Gripped by the Coronavirus
By Rani Drew
COVID-19 tales from Cambridge, UK
On the 28th of February, 2020, my husband and I returned to Cambridge from a short holiday in Gujarat. For two weeks we had travelled nonstop to popular tourist places. We explored Indian history and enjoyed the culture of hospitality.
When we got back to the UK, we were surprised that our Chinese guest, Jicheng Sun, was still in the house. He was a scholar who had come to Cambridge to do research. He had intended to leave for China while we were in India, but there were no available flights on account of the Coronavirus. We suddenly became aware of how serious the virus was. While on the road, we had heard murmurs about a virus in China, but we hadn’t paid any attention. Soon, scientists were warning the British government that the virus might soon enter Britain. The government ignored them. At the time, many thought there was no chance that the virus would make it all the way to Britain. By the third week of March, the virus had arrived, and we began social distancing. Meanwhile, conditions in China began stabilizing, and our guest was able to head home.
Every March 21st, my family celebrates my birthday by coming together at our place in Cambridge, or at one of our children’s houses. With the lockdown in full force, the party had to be held online. My birthday became a virtual celebration with real cake and drinks! It worked pretty well. My children, their partners, and our grandson all showed up in front of their cameras. In the past we had all shared one big cake, but now we had to eat separate cakes. Still, they sang “Happy Birthday” in turns as they always did. What a joy amidst a global threat!
Suddenly, my daughter Sandhya suggested to her sister Anita, “Why don’t we act out one of Mummy’s plays?”
“What a marvellous idea!” Anita nodded, “Which play should we do?”
“What about Shakespeare & Me?”
“Yes, good choice, better two characters than ten!”
My son Iqbal said, “I’ll be the director.”
Everyone cheered. Listening to them plan for the performance, I smiled with joy. What more can a playwright dream of!
On March 23rd, the first lockdown began in Britain. All bars, pubs, cafes and restaurants were closed. All schools and childcare facilities closed. The government claimed that the next review would be done on May 7th, although another lockdown might happen.
The virus continued. The demands on doctors and nurses increased. The death toll rose rapidly. Every Thursday, Channel 4 reminded people to thank the NHS for their care and work by clapping together from their open windows and doorways. Soon, a number of nurses and doctors themselves died. Saddened by the news, I suggested to the people on our street that we take two minutes of silence to honour them for their sacrifice.

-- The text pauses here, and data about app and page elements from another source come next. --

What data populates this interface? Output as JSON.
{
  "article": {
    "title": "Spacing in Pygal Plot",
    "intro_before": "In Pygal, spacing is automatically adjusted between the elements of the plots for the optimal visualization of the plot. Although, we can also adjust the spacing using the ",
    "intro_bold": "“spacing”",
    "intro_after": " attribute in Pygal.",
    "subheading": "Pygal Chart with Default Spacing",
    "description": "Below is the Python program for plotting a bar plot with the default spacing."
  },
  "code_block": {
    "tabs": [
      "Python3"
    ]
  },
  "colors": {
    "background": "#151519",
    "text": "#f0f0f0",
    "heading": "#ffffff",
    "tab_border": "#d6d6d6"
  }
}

The death toll continued to rise, but misfortune brings out the compassion in humans. Our neighbours would email or telephone to check if older residents, my husband and I included, needed any shopping done. The darkness of misfortune lights up the heart!
Yet with the rapidly increasing number of cases, the lockdown became even more restrictive. Schools, colleges, universities and workplaces were closed down. Everyone was warned to stay home or suffer the virus.

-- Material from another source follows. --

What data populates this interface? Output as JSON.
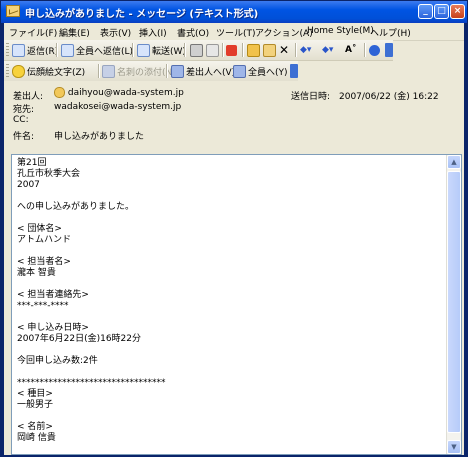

The pandemic continued into April, and became even worse than it was in March. A letter from Jicheng arrived. When he arrived in China, he had to be quarantined for two weeks before he could return to his home. He had finally gotten out of quarantine and was reunited with his family. I felt happy for him.
On April 26th, we celebrated our grandson’s birthday on Zoom since it had been a great success on my birthday. Through the camera, we saw a delicious-looking chocolate cake with birthday wishes written in coloured sugary letters and 15 gleaming candles on top. My husband and I proudly presented our own homemade cake, and thought that our version matched the grandeur of the one my daughter had made. Our grandson looked delighted when we sang “Happy Birthday.” We cut ours pretending it was the one he was cutting and served ourselves at the same time. We heard cameras clicking, chatting, and laughing just like everyone was in the same place. Samuel told us that since school had shut down, he’d taken to cycling with his friends, increasing their distance each time. On their last ride, they covered 100 km! He showed us pictures of them cycling. Wow! We applauded him and took more photographs.
These Zoom meetings with the family were so successful that we started organising more virtual visits with my family in India. Soon, more surprises came as friends from Spain, Italy and India started getting in touch. We felt such joy amid the gloomy air of death and devastation.
When the lockdown was expected to ease in early May, we saw no sign of it lifting. People looked at each other in confusion, wondering what was going to happen.
Jicheng wrote to me again. It seemed that China was recovering from the pandemic. His family was fine and he was returning to work. Good news. I thought that I should get back to my writing, no matter what. Maybe I could look into how the evil pandemic started, and find out when it will leave us. Will it leave behind a common vision for humanity? Has it been worth the hardship and suffering we have gone through? After all, writing is a way of healing, isn’t it?
Rani Drew is a playwright, poet, short story writer, and a novelist based in Cambridge, UK. Her publications includes Around the World in Twelve Stories, The Dog’s Tale among many.